Brief. Go through the listing below and gather every line with the word "true".

Data for this task.

━━━━━━━━━━━━━━━━━━━━━━━━━━━━━━

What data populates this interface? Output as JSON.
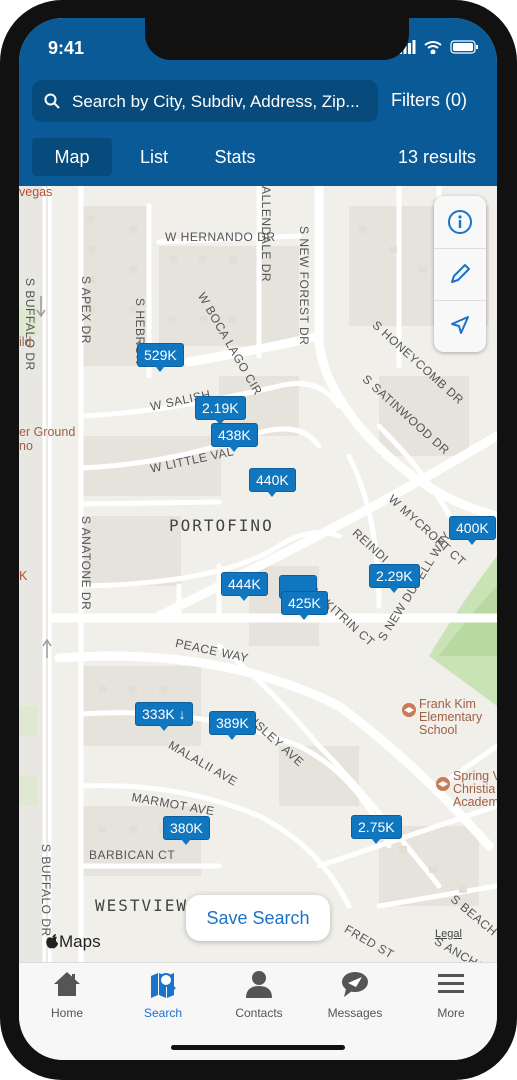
{
  "status": {
    "time": "9:41"
  },
  "search": {
    "placeholder": "Search by City, Subdiv, Address, Zip..."
  },
  "header": {
    "filters": "Filters (0)",
    "results": "13 results"
  },
  "tabs": [
    {
      "label": "Map",
      "active": true
    },
    {
      "label": "List",
      "active": false
    },
    {
      "label": "Stats",
      "active": false
    }
  ],
  "map": {
    "streets": [
      "S BUFFALO DR",
      "S APEX DR",
      "W HERNANDO DR",
      "ALLENDALE DR",
      "S NEW FOREST DR",
      "S HEBRON",
      "W BOCA LAGO CIR",
      "S HONEYCOMB DR",
      "S SATINWOOD DR",
      "W SALISH",
      "W LITTLE VAL",
      "W MYCROFT CT",
      "S ANATONE DR",
      "REINDI",
      "W KITRIN CT",
      "S NEW DUPELL WAY",
      "PEACE WAY",
      "ISLEY AVE",
      "MALALII AVE",
      "MARMOT AVE",
      "BARBICAN CT",
      "S BUFFALO DR",
      "FRED ST",
      "S BEACH",
      "S ANCHO"
    ],
    "areas": [
      "PORTOFINO",
      "WESTVIEW"
    ],
    "pois": [
      "Frank Kim Elementary School",
      "Spring V Christia Academ"
    ],
    "edge_texts": [
      "vegas",
      "ild",
      "er Ground",
      "no",
      "K"
    ],
    "pins": [
      "529K",
      "2.19K",
      "438K",
      "440K",
      "400K",
      "2.29K",
      "444K",
      "425K",
      "333K ↓",
      "389K",
      "380K",
      "2.75K"
    ],
    "maps_logo": "Maps",
    "legal": "Legal",
    "save_search": "Save Search"
  },
  "nav": [
    {
      "label": "Home",
      "icon": "home-icon",
      "active": false
    },
    {
      "label": "Search",
      "icon": "search-map-icon",
      "active": true
    },
    {
      "label": "Contacts",
      "icon": "contacts-icon",
      "active": false
    },
    {
      "label": "Messages",
      "icon": "messages-icon",
      "active": false
    },
    {
      "label": "More",
      "icon": "hamburger-icon",
      "active": false
    }
  ],
  "colors": {
    "brand": "#095a96",
    "pin": "#1176c0",
    "active_nav": "#1a73c8"
  }
}
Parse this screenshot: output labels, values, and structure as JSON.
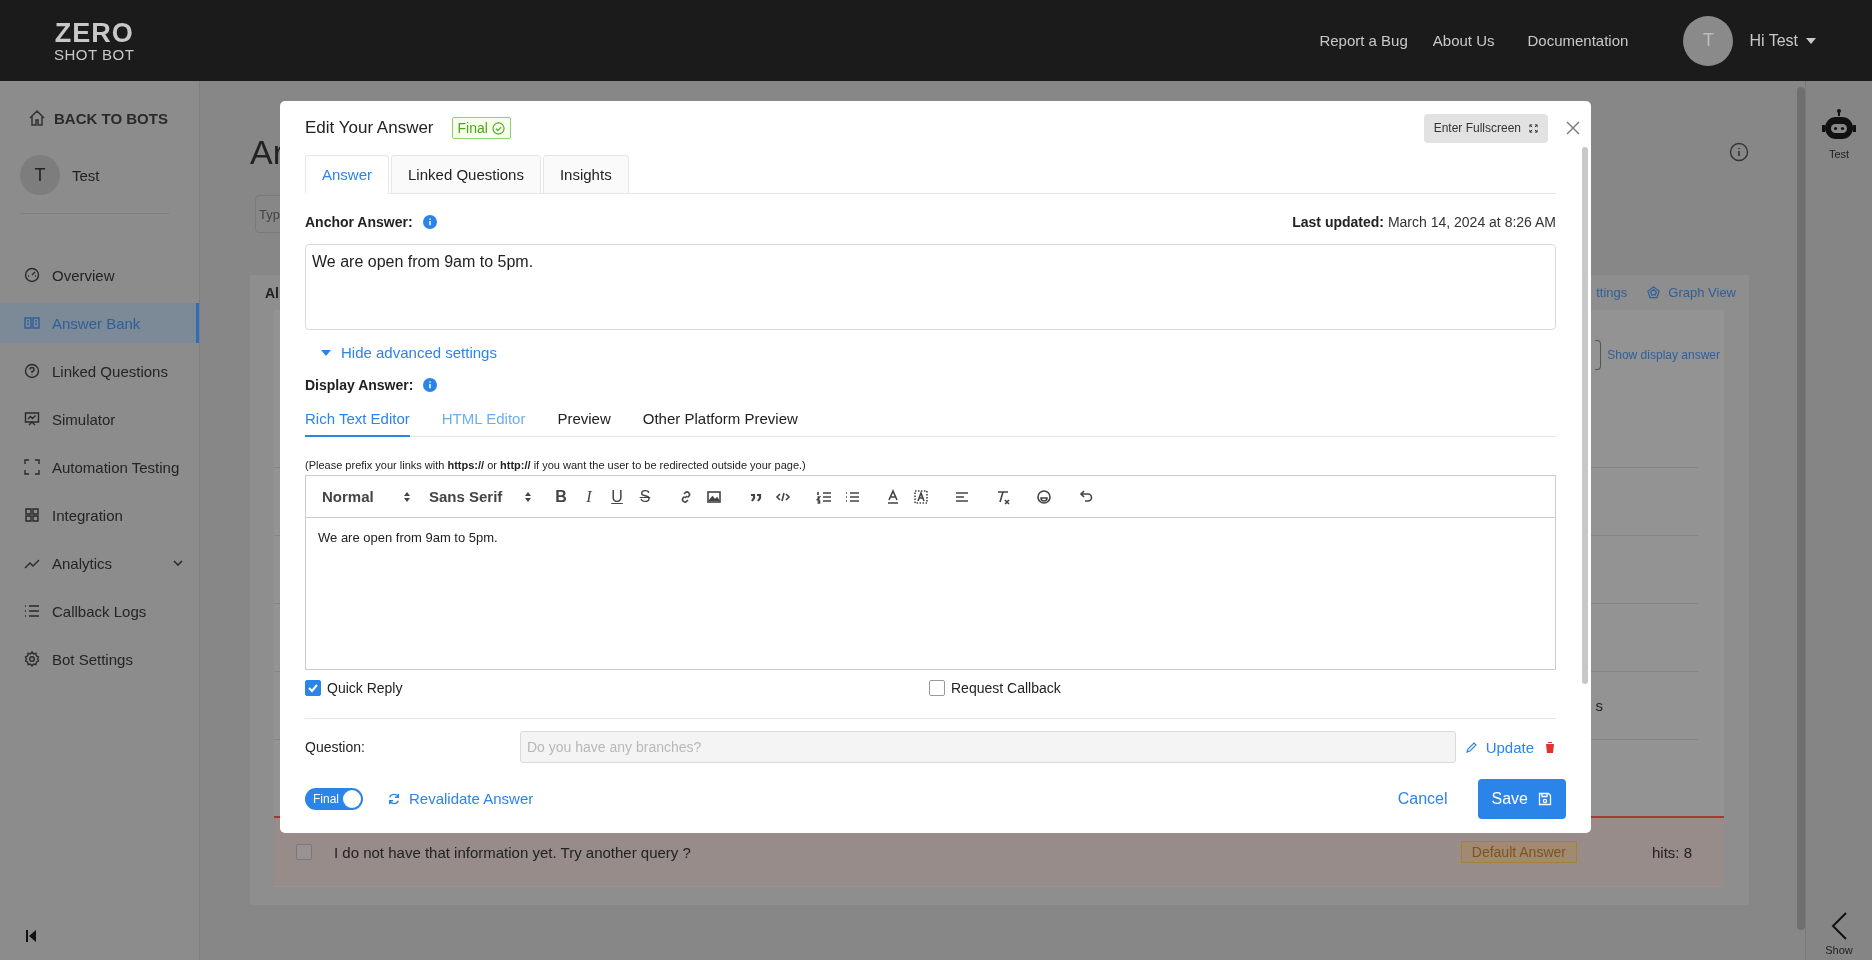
{
  "header": {
    "logo_top": "ZERO",
    "logo_bottom": "SHOT BOT",
    "nav": [
      "Report a Bug",
      "About Us",
      "Documentation"
    ],
    "avatar_initial": "T",
    "user": "Hi Test"
  },
  "sidebar": {
    "back": "BACK TO BOTS",
    "bot_initial": "T",
    "bot_name": "Test",
    "items": [
      {
        "label": "Overview",
        "kind": "gauge",
        "selected": false,
        "expandable": false
      },
      {
        "label": "Answer Bank",
        "kind": "book",
        "selected": true,
        "expandable": false
      },
      {
        "label": "Linked Questions",
        "kind": "question",
        "selected": false,
        "expandable": false
      },
      {
        "label": "Simulator",
        "kind": "screen",
        "selected": false,
        "expandable": false
      },
      {
        "label": "Automation Testing",
        "kind": "scan",
        "selected": false,
        "expandable": false
      },
      {
        "label": "Integration",
        "kind": "grid",
        "selected": false,
        "expandable": false
      },
      {
        "label": "Analytics",
        "kind": "trend",
        "selected": false,
        "expandable": true
      },
      {
        "label": "Callback Logs",
        "kind": "list",
        "selected": false,
        "expandable": false
      },
      {
        "label": "Bot Settings",
        "kind": "gear",
        "selected": false,
        "expandable": false
      }
    ]
  },
  "page": {
    "heading_part": "Ar",
    "search_placeholder_part": "Typ",
    "tab_part": "Al",
    "settings_part": "ttings",
    "graph_view": "Graph View",
    "show_display_answer": "Show display answer",
    "row_fragment": "s",
    "default_row": {
      "checked": false,
      "text": "I do not have that information yet. Try another query ?",
      "tag": "Default Answer",
      "hits": "hits: 8"
    }
  },
  "right_panel": {
    "bot_name": "Test",
    "show": "Show"
  },
  "modal": {
    "title": "Edit Your Answer",
    "status_tag": "Final",
    "fullscreen": "Enter Fullscreen",
    "tabs": [
      {
        "label": "Answer",
        "selected": true
      },
      {
        "label": "Linked Questions",
        "selected": false
      },
      {
        "label": "Insights",
        "selected": false
      }
    ],
    "anchor_label": "Anchor Answer:",
    "last_updated_label": "Last updated:",
    "last_updated": "March 14, 2024 at 8:26 AM",
    "anchor_answer": "We are open from 9am to 5pm.",
    "advanced_toggle": "Hide advanced settings",
    "advanced_expanded": true,
    "display_label": "Display Answer:",
    "editor_tabs": [
      {
        "label": "Rich Text Editor",
        "selected": true,
        "kind": "link"
      },
      {
        "label": "HTML Editor",
        "selected": false,
        "kind": "link"
      },
      {
        "label": "Preview",
        "selected": false,
        "kind": "plain"
      },
      {
        "label": "Other Platform Preview",
        "selected": false,
        "kind": "plain"
      }
    ],
    "note": "(Please prefix your links with **https://** or **http://** if you want the user to be redirected outside your page.)",
    "format_select": "Normal",
    "font_select": "Sans Serif",
    "tools": [
      [
        {
          "kind": "bold",
          "glyph": "B"
        },
        {
          "kind": "italic",
          "glyph": "I"
        },
        {
          "kind": "underline",
          "glyph": "U"
        },
        {
          "kind": "strike",
          "glyph": "S"
        }
      ],
      [
        {
          "kind": "link"
        },
        {
          "kind": "image"
        }
      ],
      [
        {
          "kind": "quote"
        },
        {
          "kind": "code"
        }
      ],
      [
        {
          "kind": "ordered"
        },
        {
          "kind": "bullet"
        }
      ],
      [
        {
          "kind": "color"
        },
        {
          "kind": "background"
        }
      ],
      [
        {
          "kind": "align"
        }
      ],
      [
        {
          "kind": "clean"
        }
      ],
      [
        {
          "kind": "emoji"
        }
      ],
      [
        {
          "kind": "undo"
        }
      ]
    ],
    "editor_text": "We are open from 9am to 5pm.",
    "options": [
      {
        "label": "Quick Reply",
        "checked": true
      },
      {
        "label": "Request Callback",
        "checked": false
      }
    ],
    "question_label": "Question:",
    "question_placeholder": "Do you have any branches?",
    "update": "Update",
    "final_toggle": {
      "label": "Final",
      "on": true
    },
    "revalidate": "Revalidate Answer",
    "cancel": "Cancel",
    "save": "Save"
  }
}
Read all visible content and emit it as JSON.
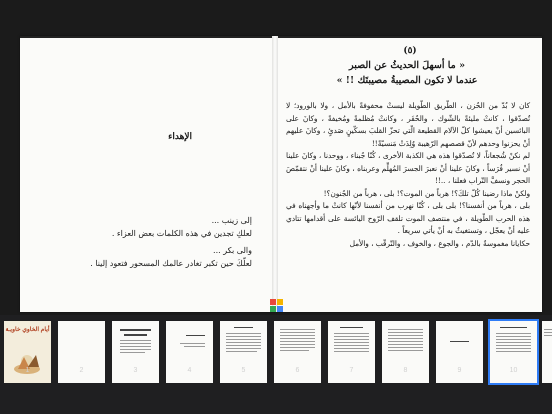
{
  "left_page": {
    "dedication_title": "الإهداء",
    "lines": [
      "إلى زينب ...",
      "لعلكِ تجدين في هذه الكلمات بعض العزاء .",
      "والى بكر ...",
      "لعلّكَ حين تكبر تغادر عالمك المسحور فتعود إلينا ."
    ]
  },
  "right_page": {
    "chapter_number": "(٥)",
    "chapter_title_line1": "« ما أسهلَ الحديثُ عن الصبر",
    "chapter_title_line2": "عندما لا تكون المصيبةُ مصيبتَك !! »",
    "paragraphs": [
      "كان لا بُدّ من الحُزن ، الطّريق الطّويلة ليستْ محفوفةً بالأمل ، ولا بالورود؛ لا تُصدّقوا ، كانتْ مليئةً بالشّوك ، والحُفَر ، وكانتْ مُظلمةً ومُخيفةً ، وكانَ على البائسين أنْ يعيشوا كلّ الآلام القطيعة الّتي تحزّ القلبَ بسكّينٍ صَدئٍ ، وكانَ عليهم أنْ يحزنوا وحدهم لأنّ قصصهم الرّهيبة وُلِدَتْ مَنسيّةً!!",
      "لم نكنْ شُجعاناً، لا تُصدّقوا هذه هي الكذبة الأخرى ، كُنّا جُبناء ، ووحدنا ، وكانَ علينا أنْ نسير فُرَساً ، وكانَ علينا أنْ نعبرَ الجسرَ المُهلِّم وعربناه ، وكانَ علينا أنْ نتقمّصَ الحجر ونسفَّ التّراب فعلنا ، ..!!",
      "ولكنْ ماذا رضينا كُلّ تلكَ؟! هرباً من الموت؟! بلى ، هرباً من الجُنون؟!",
      "بلى ، هرباً من أنفسنا؟! بلى بلى ، كُنّا نهرب من أنفسنا لأنّها كانتْ ما وأجهناه في هذه الحرب الطّويلة ، في منتصف الموت تلقف الرّوح اليائسة على أقدامها تتادي عليه أنْ يعجّل ، وتستغيثُ به أنْ يأتي سريعاً .",
      "حكايانا مغموسةٌ بالدّم ، والجوع ، والخوف ، والتّرقّب ، والأمل"
    ]
  },
  "thumbnails": [
    {
      "number": "1",
      "cover_title": "أيام الخاوي خاويـة"
    },
    {
      "number": "2"
    },
    {
      "number": "3"
    },
    {
      "number": "4"
    },
    {
      "number": "5"
    },
    {
      "number": "6"
    },
    {
      "number": "7"
    },
    {
      "number": "8"
    },
    {
      "number": "9"
    },
    {
      "number": "10"
    },
    {
      "number": ""
    }
  ],
  "colors": {
    "background": "#1b1b1b",
    "paper": "#fbfbf9",
    "selected_outline": "#2f7cf6",
    "loader": [
      "#e8483b",
      "#f5b400",
      "#34a853",
      "#4285f4"
    ]
  }
}
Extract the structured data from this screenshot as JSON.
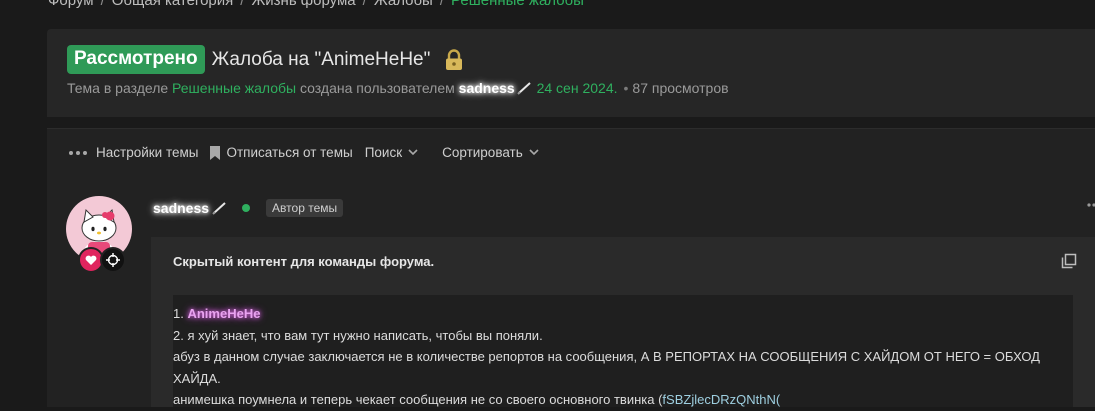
{
  "breadcrumb": {
    "items": [
      "Форум",
      "Общая категория",
      "Жизнь форума",
      "Жалобы"
    ],
    "current": "Решенные жалобы",
    "separator": "/"
  },
  "thread": {
    "status_badge": "Рассмотрено",
    "title": "Жалоба на \"AnimeHeHe\"",
    "locked_icon": "lock-icon",
    "meta_prefix": "Тема в разделе",
    "section": "Решенные жалобы",
    "created_by": "создана пользователем",
    "author": "sadness",
    "date": "24 сен 2024.",
    "views": "87 просмотров"
  },
  "toolbar": {
    "settings": "Настройки темы",
    "unsubscribe": "Отписаться от темы",
    "search": "Поиск",
    "sort": "Сортировать"
  },
  "post": {
    "username": "sadness",
    "author_tag": "Автор темы",
    "hidden_title": "Скрытый контент для команды форума.",
    "line1_prefix": "1. ",
    "line1_name": "AnimeHeHe",
    "line2": "2. я хуй знает, что вам тут нужно написать, чтобы вы поняли.",
    "line3": "абуз в данном случае заключается не в количестве репортов на сообщения, А В РЕПОРТАХ НА СООБЩЕНИЯ С ХАЙДОМ ОТ НЕГО = ОБХОД ХАЙДА.",
    "line4_prefix": "анимешка поумнела и теперь чекает сообщения не со своего основного твинка (",
    "line4_code": "fSBZjlecDRzQNthN("
  },
  "colors": {
    "accent_green": "#2fb05f",
    "badge_green": "#2f9a57",
    "background": "#1a1a1a"
  }
}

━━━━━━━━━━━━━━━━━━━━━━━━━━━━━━

Response to this task.
      "active": true
      "active": true
        "selected": true,
        "expandable": true
        "selected": true
    "advanced_expanded": true,
        "selected": true,
        "checked": true
      "on": true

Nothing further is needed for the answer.